Data extract section start

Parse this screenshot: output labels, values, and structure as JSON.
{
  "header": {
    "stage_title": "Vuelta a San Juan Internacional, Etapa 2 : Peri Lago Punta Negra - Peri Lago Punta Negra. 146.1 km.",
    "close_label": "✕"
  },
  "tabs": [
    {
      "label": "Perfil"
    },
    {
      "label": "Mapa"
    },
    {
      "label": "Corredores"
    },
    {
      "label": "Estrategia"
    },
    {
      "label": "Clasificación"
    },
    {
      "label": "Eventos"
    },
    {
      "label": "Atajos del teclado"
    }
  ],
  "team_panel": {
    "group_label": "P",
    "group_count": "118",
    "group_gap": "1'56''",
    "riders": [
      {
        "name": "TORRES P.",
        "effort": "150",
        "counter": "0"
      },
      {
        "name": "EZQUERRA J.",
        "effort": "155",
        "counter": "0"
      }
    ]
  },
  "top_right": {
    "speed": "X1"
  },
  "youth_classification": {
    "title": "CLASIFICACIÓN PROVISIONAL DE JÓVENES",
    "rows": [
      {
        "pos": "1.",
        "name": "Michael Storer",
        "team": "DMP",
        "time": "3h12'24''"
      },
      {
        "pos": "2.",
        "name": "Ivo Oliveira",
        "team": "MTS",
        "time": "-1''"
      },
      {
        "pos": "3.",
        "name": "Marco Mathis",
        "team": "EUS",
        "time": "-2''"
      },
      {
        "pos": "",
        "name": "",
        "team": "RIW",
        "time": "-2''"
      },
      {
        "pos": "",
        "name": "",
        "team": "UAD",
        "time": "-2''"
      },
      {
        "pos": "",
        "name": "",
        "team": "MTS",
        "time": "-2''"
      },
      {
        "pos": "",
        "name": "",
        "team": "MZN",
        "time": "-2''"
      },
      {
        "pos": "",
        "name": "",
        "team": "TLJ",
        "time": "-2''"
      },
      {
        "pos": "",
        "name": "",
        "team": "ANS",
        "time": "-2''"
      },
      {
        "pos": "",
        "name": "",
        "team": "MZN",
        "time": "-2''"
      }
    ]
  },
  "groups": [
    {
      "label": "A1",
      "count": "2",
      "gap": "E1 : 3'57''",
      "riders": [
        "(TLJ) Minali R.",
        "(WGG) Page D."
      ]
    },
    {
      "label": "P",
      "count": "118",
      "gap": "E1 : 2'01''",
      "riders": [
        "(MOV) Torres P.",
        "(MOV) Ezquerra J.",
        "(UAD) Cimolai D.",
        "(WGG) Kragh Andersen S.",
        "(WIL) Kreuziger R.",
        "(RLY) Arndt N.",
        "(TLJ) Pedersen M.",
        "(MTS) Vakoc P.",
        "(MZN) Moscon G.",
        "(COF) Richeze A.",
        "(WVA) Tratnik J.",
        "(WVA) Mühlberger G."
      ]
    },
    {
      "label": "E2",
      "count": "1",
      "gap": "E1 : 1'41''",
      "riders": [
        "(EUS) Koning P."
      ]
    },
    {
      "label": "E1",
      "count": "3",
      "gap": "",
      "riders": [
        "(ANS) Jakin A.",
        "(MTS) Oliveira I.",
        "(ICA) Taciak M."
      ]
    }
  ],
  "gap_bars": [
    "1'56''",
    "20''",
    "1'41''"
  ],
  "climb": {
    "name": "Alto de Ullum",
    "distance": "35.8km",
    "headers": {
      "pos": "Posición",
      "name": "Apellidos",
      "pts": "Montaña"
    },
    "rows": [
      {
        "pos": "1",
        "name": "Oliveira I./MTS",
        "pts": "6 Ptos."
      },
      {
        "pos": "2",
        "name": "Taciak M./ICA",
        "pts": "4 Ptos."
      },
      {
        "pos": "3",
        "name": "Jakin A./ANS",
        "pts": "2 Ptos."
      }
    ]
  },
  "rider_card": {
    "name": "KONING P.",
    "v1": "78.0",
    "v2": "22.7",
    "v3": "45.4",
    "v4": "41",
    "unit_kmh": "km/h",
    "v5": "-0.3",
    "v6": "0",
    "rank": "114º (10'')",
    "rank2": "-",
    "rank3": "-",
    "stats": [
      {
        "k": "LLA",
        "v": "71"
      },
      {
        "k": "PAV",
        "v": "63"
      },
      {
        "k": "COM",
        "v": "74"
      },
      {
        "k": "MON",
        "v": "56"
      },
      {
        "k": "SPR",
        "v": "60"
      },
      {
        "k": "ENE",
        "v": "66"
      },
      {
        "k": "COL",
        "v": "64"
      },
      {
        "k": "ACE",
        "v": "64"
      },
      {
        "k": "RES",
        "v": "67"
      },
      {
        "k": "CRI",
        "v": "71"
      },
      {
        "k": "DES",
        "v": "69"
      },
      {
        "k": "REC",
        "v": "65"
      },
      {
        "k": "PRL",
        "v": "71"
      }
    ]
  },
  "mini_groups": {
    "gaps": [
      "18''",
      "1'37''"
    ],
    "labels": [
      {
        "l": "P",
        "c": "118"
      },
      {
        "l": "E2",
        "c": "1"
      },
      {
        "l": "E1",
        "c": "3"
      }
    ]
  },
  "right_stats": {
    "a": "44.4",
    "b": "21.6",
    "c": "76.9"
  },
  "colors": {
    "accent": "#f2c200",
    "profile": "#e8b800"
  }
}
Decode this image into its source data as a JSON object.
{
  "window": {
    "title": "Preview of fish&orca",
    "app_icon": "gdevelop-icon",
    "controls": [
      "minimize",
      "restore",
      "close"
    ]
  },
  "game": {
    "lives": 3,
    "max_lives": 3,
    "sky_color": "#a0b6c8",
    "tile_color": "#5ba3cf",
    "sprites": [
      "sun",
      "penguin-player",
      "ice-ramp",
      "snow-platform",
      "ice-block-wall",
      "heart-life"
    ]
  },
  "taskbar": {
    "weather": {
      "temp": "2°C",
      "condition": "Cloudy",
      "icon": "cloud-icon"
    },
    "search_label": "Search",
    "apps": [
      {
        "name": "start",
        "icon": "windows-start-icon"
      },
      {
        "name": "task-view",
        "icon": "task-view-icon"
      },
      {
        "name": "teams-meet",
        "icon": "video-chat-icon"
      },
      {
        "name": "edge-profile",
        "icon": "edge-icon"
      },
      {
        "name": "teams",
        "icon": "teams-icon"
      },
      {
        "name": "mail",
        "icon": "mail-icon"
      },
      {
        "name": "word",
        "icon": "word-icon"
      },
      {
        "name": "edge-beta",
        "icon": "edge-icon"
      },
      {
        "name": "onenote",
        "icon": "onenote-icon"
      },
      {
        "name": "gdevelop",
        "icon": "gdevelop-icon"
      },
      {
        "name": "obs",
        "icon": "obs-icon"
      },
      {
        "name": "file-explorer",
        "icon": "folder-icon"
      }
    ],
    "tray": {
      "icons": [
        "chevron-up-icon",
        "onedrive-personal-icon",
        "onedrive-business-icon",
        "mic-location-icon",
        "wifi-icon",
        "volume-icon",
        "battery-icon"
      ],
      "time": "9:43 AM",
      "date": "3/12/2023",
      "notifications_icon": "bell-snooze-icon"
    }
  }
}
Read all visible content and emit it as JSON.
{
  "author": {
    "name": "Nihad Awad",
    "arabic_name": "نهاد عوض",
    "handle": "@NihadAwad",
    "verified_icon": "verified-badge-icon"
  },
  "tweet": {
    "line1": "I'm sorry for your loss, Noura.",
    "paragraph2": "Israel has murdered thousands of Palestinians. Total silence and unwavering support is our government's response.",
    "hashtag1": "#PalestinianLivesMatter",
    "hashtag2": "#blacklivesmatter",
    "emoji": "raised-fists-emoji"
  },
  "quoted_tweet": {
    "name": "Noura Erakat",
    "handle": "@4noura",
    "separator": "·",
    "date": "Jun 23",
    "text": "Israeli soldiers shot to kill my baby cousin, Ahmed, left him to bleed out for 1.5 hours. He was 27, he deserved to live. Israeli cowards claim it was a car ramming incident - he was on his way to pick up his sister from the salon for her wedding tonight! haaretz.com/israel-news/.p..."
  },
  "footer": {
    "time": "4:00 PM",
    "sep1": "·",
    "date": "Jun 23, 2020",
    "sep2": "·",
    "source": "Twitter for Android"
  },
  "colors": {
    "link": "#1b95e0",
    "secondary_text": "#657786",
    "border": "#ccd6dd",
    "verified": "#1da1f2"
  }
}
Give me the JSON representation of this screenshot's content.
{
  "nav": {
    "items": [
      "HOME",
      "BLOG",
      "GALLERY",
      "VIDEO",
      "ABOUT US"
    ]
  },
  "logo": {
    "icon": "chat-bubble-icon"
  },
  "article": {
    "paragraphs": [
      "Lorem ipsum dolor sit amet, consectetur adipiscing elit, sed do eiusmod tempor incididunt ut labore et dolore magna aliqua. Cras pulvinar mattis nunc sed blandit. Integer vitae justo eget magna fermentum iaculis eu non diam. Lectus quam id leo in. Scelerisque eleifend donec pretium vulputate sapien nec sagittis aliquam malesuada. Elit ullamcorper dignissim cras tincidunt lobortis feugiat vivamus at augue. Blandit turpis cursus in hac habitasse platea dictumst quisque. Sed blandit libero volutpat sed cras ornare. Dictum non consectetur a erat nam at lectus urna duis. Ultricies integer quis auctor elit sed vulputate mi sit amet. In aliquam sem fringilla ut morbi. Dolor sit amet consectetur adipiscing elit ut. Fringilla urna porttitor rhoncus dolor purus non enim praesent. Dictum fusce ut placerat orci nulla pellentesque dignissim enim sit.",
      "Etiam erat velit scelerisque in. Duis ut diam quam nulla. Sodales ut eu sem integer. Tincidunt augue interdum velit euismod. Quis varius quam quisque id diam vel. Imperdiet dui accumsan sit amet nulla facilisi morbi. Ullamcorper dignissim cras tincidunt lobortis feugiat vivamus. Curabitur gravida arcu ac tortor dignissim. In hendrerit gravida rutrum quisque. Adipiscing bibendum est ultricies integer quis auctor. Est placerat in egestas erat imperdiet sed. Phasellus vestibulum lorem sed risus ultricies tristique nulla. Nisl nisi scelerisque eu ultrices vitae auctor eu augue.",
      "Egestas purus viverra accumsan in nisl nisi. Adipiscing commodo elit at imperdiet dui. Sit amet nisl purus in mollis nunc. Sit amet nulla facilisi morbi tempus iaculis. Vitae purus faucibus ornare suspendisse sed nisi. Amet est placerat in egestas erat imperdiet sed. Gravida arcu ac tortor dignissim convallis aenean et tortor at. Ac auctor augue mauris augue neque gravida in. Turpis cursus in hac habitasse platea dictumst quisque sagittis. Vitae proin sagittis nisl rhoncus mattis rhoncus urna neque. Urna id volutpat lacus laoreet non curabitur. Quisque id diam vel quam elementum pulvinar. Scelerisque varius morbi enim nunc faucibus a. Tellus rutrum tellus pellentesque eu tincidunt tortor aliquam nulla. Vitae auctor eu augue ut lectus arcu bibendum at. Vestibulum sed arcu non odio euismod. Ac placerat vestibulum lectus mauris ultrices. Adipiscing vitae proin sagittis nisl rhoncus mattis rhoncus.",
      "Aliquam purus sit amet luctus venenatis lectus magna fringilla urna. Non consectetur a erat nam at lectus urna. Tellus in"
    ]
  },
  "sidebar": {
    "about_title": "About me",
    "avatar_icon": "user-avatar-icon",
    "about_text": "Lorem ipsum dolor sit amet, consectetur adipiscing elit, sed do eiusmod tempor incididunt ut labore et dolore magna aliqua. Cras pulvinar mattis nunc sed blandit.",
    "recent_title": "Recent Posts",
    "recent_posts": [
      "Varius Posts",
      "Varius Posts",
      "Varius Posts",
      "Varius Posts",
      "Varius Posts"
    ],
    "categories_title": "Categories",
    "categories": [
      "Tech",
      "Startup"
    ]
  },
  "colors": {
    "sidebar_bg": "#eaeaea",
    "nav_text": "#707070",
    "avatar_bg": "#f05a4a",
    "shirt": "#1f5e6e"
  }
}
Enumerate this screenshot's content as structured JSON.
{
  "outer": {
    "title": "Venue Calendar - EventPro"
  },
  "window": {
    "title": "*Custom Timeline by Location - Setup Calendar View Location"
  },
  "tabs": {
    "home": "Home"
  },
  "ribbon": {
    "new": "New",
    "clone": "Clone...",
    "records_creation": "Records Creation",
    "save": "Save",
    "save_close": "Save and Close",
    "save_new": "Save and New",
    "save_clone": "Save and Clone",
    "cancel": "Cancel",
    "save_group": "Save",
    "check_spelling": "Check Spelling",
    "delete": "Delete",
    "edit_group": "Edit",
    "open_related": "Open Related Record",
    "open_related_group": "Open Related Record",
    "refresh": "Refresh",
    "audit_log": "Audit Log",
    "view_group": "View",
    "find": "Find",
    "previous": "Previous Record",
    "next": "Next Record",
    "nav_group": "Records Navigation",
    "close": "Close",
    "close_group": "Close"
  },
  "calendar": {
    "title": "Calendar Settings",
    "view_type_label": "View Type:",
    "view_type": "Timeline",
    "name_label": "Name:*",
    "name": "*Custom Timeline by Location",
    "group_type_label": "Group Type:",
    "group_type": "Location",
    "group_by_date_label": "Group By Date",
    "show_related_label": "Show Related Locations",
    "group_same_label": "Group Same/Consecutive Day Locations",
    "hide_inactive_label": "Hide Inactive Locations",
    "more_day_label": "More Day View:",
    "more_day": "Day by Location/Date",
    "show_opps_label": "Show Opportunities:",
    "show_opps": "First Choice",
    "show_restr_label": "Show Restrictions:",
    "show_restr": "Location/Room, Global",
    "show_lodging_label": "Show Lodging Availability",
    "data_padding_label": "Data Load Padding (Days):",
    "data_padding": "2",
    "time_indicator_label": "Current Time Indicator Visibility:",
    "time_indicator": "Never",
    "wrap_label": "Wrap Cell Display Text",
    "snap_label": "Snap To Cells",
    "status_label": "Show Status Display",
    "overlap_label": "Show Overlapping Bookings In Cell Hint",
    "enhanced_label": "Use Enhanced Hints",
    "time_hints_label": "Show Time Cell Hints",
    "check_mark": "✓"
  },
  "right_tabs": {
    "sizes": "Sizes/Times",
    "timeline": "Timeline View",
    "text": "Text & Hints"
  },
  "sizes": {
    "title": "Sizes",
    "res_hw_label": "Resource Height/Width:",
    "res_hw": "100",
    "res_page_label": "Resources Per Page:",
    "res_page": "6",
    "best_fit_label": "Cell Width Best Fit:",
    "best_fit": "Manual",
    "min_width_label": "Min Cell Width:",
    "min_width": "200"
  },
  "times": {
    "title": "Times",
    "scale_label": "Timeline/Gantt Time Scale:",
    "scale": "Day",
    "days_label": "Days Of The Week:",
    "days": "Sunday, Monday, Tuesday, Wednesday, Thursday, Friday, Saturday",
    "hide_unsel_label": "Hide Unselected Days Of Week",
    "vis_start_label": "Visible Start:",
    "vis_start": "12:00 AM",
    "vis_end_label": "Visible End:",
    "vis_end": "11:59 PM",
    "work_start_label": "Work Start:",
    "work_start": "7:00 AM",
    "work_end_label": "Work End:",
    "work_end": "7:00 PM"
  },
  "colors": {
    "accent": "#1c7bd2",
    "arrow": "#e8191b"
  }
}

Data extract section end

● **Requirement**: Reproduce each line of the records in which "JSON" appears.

● **Task result**:
Parse this screenshot: output labels, values, and structure as JSON.
Decode this image into its source data as a JSON object.
Read all visible content and emit it as JSON.
Give me the JSON representation of this screenshot's content.
Enumerate this screenshot's content as structured JSON.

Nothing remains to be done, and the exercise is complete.